Collection entries
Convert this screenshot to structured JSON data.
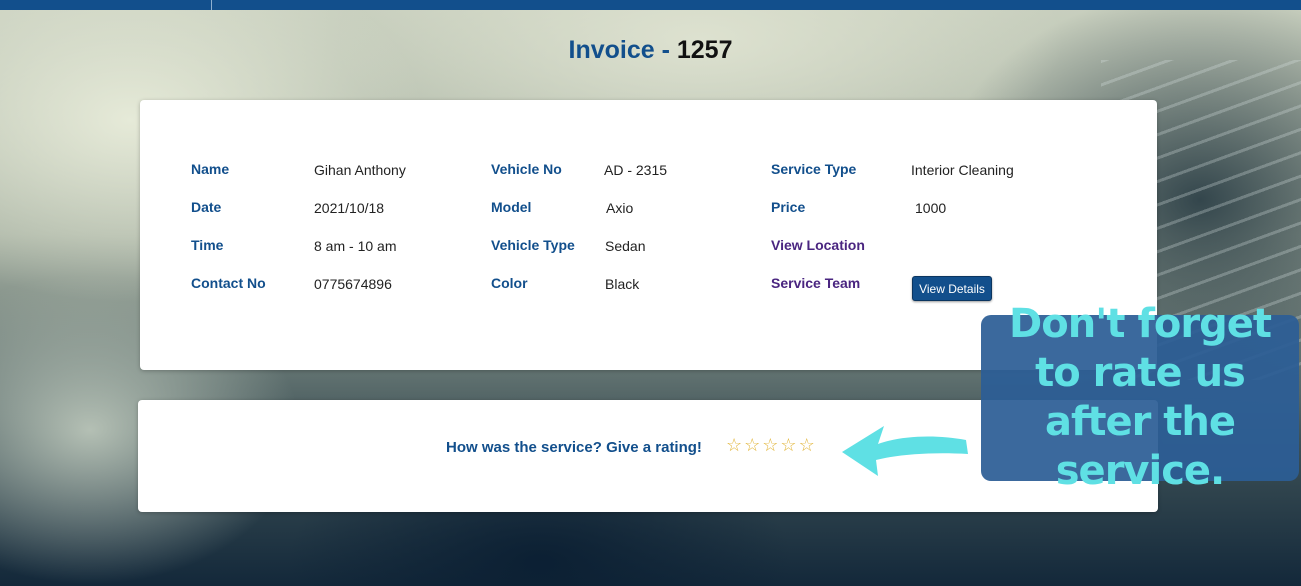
{
  "header": {
    "title_prefix": "Invoice - ",
    "invoice_number": "1257"
  },
  "details": {
    "name_label": "Name",
    "name_value": "Gihan Anthony",
    "date_label": "Date",
    "date_value": "2021/10/18",
    "time_label": "Time",
    "time_value": "8 am - 10 am",
    "contact_label": "Contact No",
    "contact_value": "0775674896",
    "vehicle_no_label": "Vehicle No",
    "vehicle_no_value": "AD - 2315",
    "model_label": "Model",
    "model_value": "Axio",
    "vehicle_type_label": "Vehicle Type",
    "vehicle_type_value": "Sedan",
    "color_label": "Color",
    "color_value": "Black",
    "service_type_label": "Service Type",
    "service_type_value": "Interior Cleaning",
    "price_label": "Price",
    "price_value": "1000",
    "view_location_label": "View Location",
    "service_team_label": "Service Team",
    "view_details_button": "View Details"
  },
  "rating": {
    "question": "How was the service? Give a rating!",
    "stars": [
      "☆",
      "☆",
      "☆",
      "☆",
      "☆"
    ],
    "star_color": "#e2b63a"
  },
  "callout": {
    "text": "Don't forget to rate us after the service.",
    "text_color": "#5fe0e4",
    "background": "#2c5e96",
    "arrow_color": "#5fe0e4"
  },
  "colors": {
    "primary": "#124f8c",
    "accent_purple": "#4a2580"
  }
}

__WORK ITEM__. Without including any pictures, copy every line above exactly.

__ANSWER TO THE EXERCISE__.
Convert this screenshot to structured JSON data.
{
  "header": {
    "title_prefix": "Invoice - ",
    "invoice_number": "1257"
  },
  "details": {
    "name_label": "Name",
    "name_value": "Gihan Anthony",
    "date_label": "Date",
    "date_value": "2021/10/18",
    "time_label": "Time",
    "time_value": "8 am - 10 am",
    "contact_label": "Contact No",
    "contact_value": "0775674896",
    "vehicle_no_label": "Vehicle No",
    "vehicle_no_value": "AD - 2315",
    "model_label": "Model",
    "model_value": "Axio",
    "vehicle_type_label": "Vehicle Type",
    "vehicle_type_value": "Sedan",
    "color_label": "Color",
    "color_value": "Black",
    "service_type_label": "Service Type",
    "service_type_value": "Interior Cleaning",
    "price_label": "Price",
    "price_value": "1000",
    "view_location_label": "View Location",
    "service_team_label": "Service Team",
    "view_details_button": "View Details"
  },
  "rating": {
    "question": "How was the service? Give a rating!",
    "stars": [
      "☆",
      "☆",
      "☆",
      "☆",
      "☆"
    ],
    "star_color": "#e2b63a"
  },
  "callout": {
    "text": "Don't forget to rate us after the service.",
    "text_color": "#5fe0e4",
    "background": "#2c5e96",
    "arrow_color": "#5fe0e4"
  },
  "colors": {
    "primary": "#124f8c",
    "accent_purple": "#4a2580"
  }
}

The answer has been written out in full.